Signs of life in the Philadelphia GOP

The city GOP finally may be interested in doing more than settling for scraps from the majority party, and ready to begin offering serious policy alternatives on issues that matter to Philadelphia.

Signs of life in the Philadelphia GOP

Richard "Rick" Hellberg
Richard "Rick" Hellberg

Philadelphia experienced a Young Frankenstein moment last week.

Young Frankenstein was Mel Brooks’ hilarious 1974 take on monster movies. A wild-haired Gene Wilder, playing Dr. Frankenstein, at first seems to fail in his attempts at bringing the dead back to life. But then, hearing strange noises, Frankenstein returns to his laboratory.

“Alive,” he says in surprise, wonderment, and awe, standing over the stirring monster. “It’s alive! IT’S ALIVE!!!”

Pardon anyone having a similar reaction to this month’s resurrection moment when the Philadelphia Republican Committee, spurred to action for what might be the first time since the Lincoln funeral procession, sent out a press release taking a stand on an issue.

Would you like to see the Phila. Republican City Committee speak out on more policy questions?
Yes, their recent opposition to any tax increase was the right stance
No, there's no point with Democrats running the city
Yes, if only because they're rarely heard from on policy matters
No, Philly Republicans should be seen and not heard

Rick Helberg, the new chairman of at least one wing of the feuding city party, came out against the tax-increase proposals under review by City Council. Helberg’s view was dismissed by officialdom. But that’s not the news here.

City Council, mayors, voters, and most everyone else in the known universe, have long ignored the Philly GOP — because for decades it has had nothing of significance to say about any issue facing the city, whether it was crime, schools, taxes, or services.

As a result, a myopic Philadelphia is run by competing factions of mostly liberal Democrats. So it’s no wonder that the only question for policymakers over the last five years has been: Which tax should we raise? Instead of, should we find an alternative to raising taxes?

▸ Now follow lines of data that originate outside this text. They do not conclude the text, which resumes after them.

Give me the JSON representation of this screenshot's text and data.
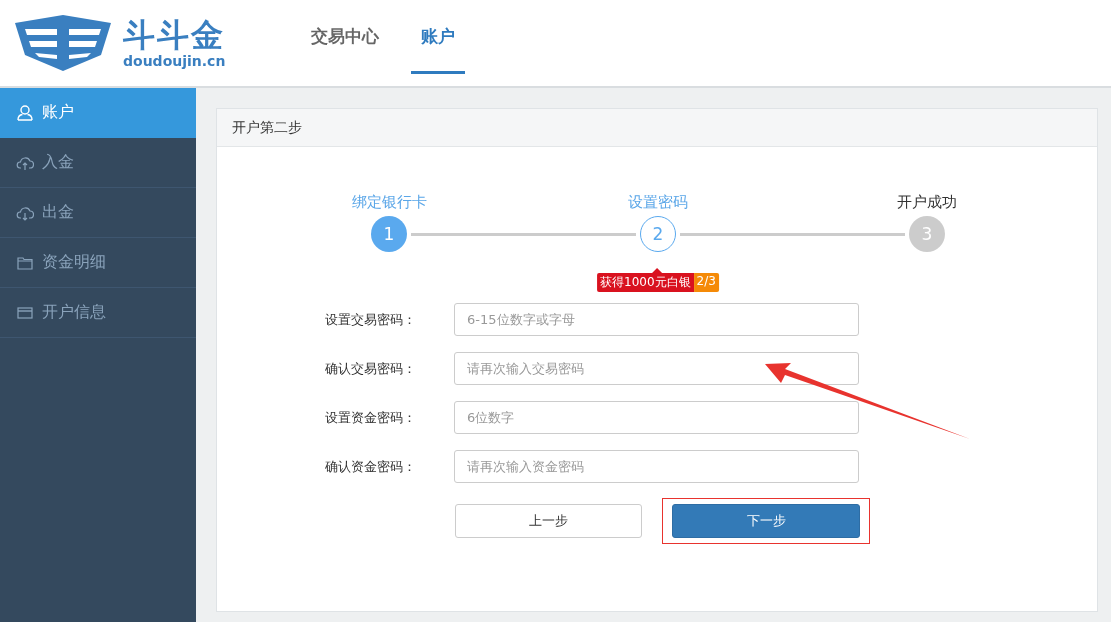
{
  "logo": {
    "name": "斗斗金",
    "domain": "doudoujin.cn"
  },
  "nav": [
    {
      "label": "交易中心",
      "selected": false
    },
    {
      "label": "账户",
      "selected": true
    }
  ],
  "sidebar": {
    "items": [
      {
        "label": "账户",
        "kind": "user",
        "selected": true
      },
      {
        "label": "入金",
        "kind": "upload",
        "selected": false
      },
      {
        "label": "出金",
        "kind": "download",
        "selected": false
      },
      {
        "label": "资金明细",
        "kind": "folder",
        "selected": false
      },
      {
        "label": "开户信息",
        "kind": "card",
        "selected": false
      }
    ]
  },
  "panel": {
    "title": "开户第二步",
    "steps": [
      {
        "label": "绑定银行卡",
        "number": "1",
        "kind": "done"
      },
      {
        "label": "设置密码",
        "number": "2",
        "kind": "current",
        "badge": {
          "text": "获得1000元白银",
          "count": "2/3"
        }
      },
      {
        "label": "开户成功",
        "number": "3",
        "kind": "pending"
      }
    ],
    "fields": [
      {
        "label": "设置交易密码：",
        "placeholder": "6-15位数字或字母"
      },
      {
        "label": "确认交易密码：",
        "placeholder": "请再次输入交易密码"
      },
      {
        "label": "设置资金密码：",
        "placeholder": "6位数字"
      },
      {
        "label": "确认资金密码：",
        "placeholder": "请再次输入资金密码"
      }
    ],
    "buttons": [
      {
        "label": "上一步",
        "kind": "secondary"
      },
      {
        "label": "下一步",
        "kind": "primary"
      }
    ]
  }
}
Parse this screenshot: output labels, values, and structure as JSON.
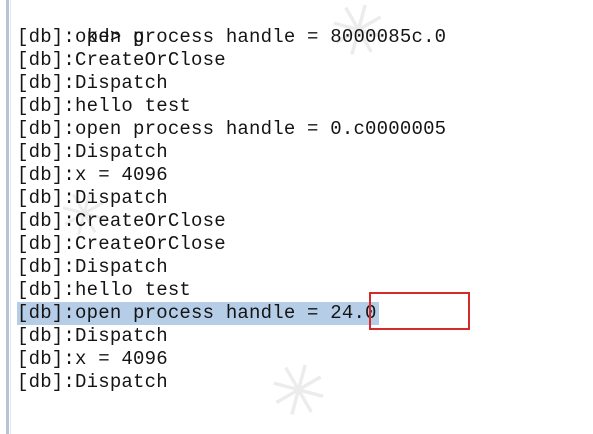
{
  "console": {
    "prompt_line": "kd> g",
    "lines": [
      "[db]:open process handle = 8000085c.0",
      "[db]:CreateOrClose",
      "[db]:Dispatch",
      "[db]:hello test",
      "[db]:open process handle = 0.c0000005",
      "[db]:Dispatch",
      "[db]:x = 4096",
      "[db]:Dispatch",
      "[db]:CreateOrClose",
      "[db]:CreateOrClose",
      "[db]:Dispatch",
      "[db]:hello test",
      "[db]:open process handle = 24.0",
      "[db]:Dispatch",
      "[db]:x = 4096",
      "[db]:Dispatch"
    ],
    "highlighted_line_index": 12
  },
  "colors": {
    "selection": "#b6cde7",
    "annotation_box": "#d42a2a",
    "text": "#141414"
  }
}
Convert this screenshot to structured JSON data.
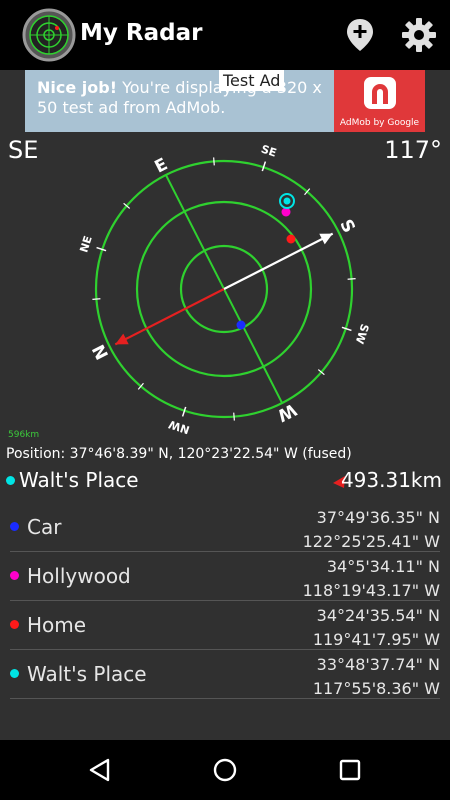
{
  "app": {
    "title": "My Radar"
  },
  "toolbar": {
    "add_place_icon": "map-pin-plus-icon",
    "settings_icon": "gear-icon"
  },
  "ad": {
    "bold": "Nice job!",
    "text": " You're displaying a 320 x 50 test ad from AdMob.",
    "badge": "Test Ad",
    "logo_label": "AdMob by Google"
  },
  "compass": {
    "heading_dir": "SE",
    "heading_deg": "117°",
    "scale": "596km",
    "labels": [
      "N",
      "NE",
      "E",
      "SE",
      "S",
      "SW",
      "W",
      "NW"
    ]
  },
  "position": "Position: 37°46'8.39\" N, 120°23'22.54\" W (fused)",
  "target": {
    "name": "Walt's Place",
    "distance": "493.31km",
    "color": "#00e5e5"
  },
  "places": [
    {
      "name": "Car",
      "lat": "37°49'36.35\" N",
      "lon": "122°25'25.41\" W",
      "color": "#1a2cff"
    },
    {
      "name": "Hollywood",
      "lat": "34°5'34.11\" N",
      "lon": "118°19'43.17\" W",
      "color": "#ff00cc"
    },
    {
      "name": "Home",
      "lat": "34°24'35.54\" N",
      "lon": "119°41'7.95\" W",
      "color": "#ff1a1a"
    },
    {
      "name": "Walt's Place",
      "lat": "33°48'37.74\" N",
      "lon": "117°55'8.36\" W",
      "color": "#00e5e5"
    }
  ],
  "colors": {
    "ring": "#2fd12f",
    "needle_north": "#e52020",
    "needle_south": "#ffffff"
  }
}
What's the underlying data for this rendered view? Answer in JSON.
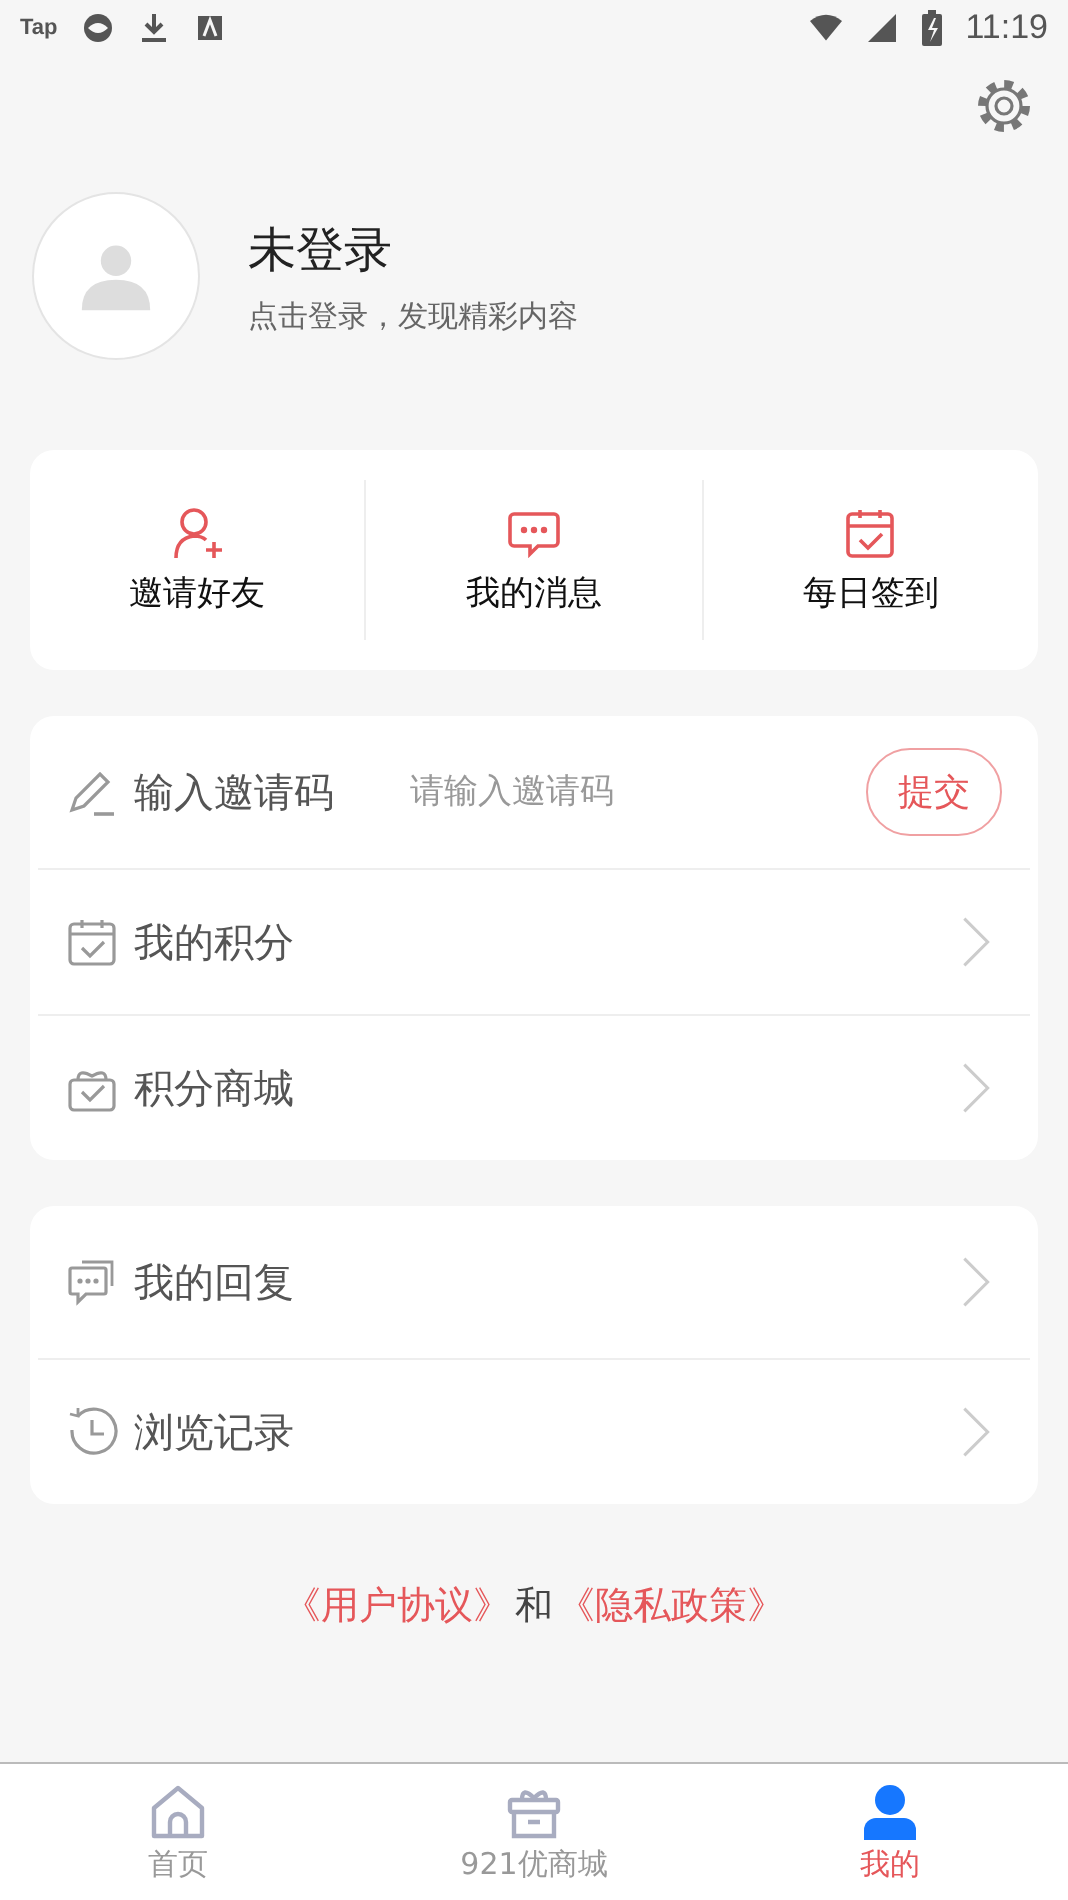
{
  "status_bar": {
    "app_label": "Tap",
    "time": "11:19"
  },
  "profile": {
    "name": "未登录",
    "hint": "点击登录，发现精彩内容"
  },
  "quick_actions": [
    {
      "kind": "invite",
      "label": "邀请好友"
    },
    {
      "kind": "message",
      "label": "我的消息"
    },
    {
      "kind": "checkin",
      "label": "每日签到"
    }
  ],
  "menu_groups": [
    [
      {
        "kind": "invite_code",
        "label": "输入邀请码",
        "placeholder": "请输入邀请码",
        "button": "提交"
      },
      {
        "kind": "points",
        "label": "我的积分"
      },
      {
        "kind": "mall",
        "label": "积分商城"
      }
    ],
    [
      {
        "kind": "replies",
        "label": "我的回复"
      },
      {
        "kind": "history",
        "label": "浏览记录"
      }
    ]
  ],
  "agreement": {
    "user_agreement": "《用户协议》",
    "conjunction": "和",
    "privacy_policy": "《隐私政策》"
  },
  "tabs": [
    {
      "kind": "home",
      "label": "首页",
      "selected": false
    },
    {
      "kind": "mall",
      "label": "921优商城",
      "selected": false
    },
    {
      "kind": "me",
      "label": "我的",
      "selected": true
    }
  ]
}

Helberg doesn’t have all the answers — or even a united party. But if his ascension means the city GOP is finally interested in doing more than settling for scraps from the majority party, and ready to begin offering serious policy alternatives on issues that matter to Philadelphians, then this recent press release is a most welcome sign of life.

About this blog

The Inquirer Editorial Board's Say What? opinion blog showcases the work of the editors and writers who produce the newspaper's daily and Sunday opinion pages.

Find out more about The Inquirer's Editorial Board here.

The Inquirer Editorial Board
Also on Philly.com
Stay Connected